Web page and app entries
####################
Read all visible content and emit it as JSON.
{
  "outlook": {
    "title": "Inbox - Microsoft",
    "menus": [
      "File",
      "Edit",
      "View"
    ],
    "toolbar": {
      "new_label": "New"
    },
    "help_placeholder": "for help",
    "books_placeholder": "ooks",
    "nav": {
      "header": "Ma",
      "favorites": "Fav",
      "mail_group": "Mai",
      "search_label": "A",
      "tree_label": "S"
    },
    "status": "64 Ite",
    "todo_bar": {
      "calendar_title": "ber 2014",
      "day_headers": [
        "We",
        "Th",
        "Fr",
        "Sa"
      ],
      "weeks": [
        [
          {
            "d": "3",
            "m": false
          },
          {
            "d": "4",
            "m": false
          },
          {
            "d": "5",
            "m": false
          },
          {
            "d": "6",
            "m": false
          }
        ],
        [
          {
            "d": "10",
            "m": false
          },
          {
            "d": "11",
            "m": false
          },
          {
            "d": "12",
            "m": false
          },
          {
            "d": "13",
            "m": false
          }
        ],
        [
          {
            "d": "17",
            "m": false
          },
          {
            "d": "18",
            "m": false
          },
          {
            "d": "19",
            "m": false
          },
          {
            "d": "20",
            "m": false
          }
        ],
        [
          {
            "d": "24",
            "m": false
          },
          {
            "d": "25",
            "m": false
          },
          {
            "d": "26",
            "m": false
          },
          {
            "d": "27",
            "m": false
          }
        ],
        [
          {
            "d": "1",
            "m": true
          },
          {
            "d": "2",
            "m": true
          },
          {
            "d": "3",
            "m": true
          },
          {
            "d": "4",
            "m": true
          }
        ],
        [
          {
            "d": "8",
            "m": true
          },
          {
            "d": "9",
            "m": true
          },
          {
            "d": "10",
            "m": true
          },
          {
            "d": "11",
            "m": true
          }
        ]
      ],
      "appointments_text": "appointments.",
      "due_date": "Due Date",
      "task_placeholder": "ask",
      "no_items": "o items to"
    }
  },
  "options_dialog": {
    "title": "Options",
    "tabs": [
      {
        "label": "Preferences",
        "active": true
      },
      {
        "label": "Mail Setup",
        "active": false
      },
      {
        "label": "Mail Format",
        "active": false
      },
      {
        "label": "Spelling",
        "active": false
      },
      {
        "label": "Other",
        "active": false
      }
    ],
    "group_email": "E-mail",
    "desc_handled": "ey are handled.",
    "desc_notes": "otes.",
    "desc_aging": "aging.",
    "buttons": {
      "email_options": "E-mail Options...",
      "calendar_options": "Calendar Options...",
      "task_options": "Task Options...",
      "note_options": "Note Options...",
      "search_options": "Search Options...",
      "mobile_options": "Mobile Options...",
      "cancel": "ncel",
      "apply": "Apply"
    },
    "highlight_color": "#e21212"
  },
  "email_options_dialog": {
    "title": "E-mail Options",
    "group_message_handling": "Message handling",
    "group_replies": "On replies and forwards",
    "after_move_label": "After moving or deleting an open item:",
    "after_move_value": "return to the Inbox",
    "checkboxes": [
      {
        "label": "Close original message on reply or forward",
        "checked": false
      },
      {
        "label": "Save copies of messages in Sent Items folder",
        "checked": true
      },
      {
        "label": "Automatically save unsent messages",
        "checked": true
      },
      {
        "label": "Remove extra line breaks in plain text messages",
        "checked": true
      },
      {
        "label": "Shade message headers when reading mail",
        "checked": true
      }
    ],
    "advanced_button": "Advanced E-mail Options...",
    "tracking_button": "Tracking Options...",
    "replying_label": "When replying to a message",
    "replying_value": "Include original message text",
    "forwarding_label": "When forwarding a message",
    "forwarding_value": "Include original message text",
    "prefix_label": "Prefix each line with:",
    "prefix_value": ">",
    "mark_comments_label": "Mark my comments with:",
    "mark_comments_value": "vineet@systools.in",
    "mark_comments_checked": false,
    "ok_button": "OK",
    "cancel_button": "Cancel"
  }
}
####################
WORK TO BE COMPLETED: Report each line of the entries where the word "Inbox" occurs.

EXERCISE OUTPUT:
    "title": "Inbox - Microsoft",
    "after_move_value": "return to the Inbox",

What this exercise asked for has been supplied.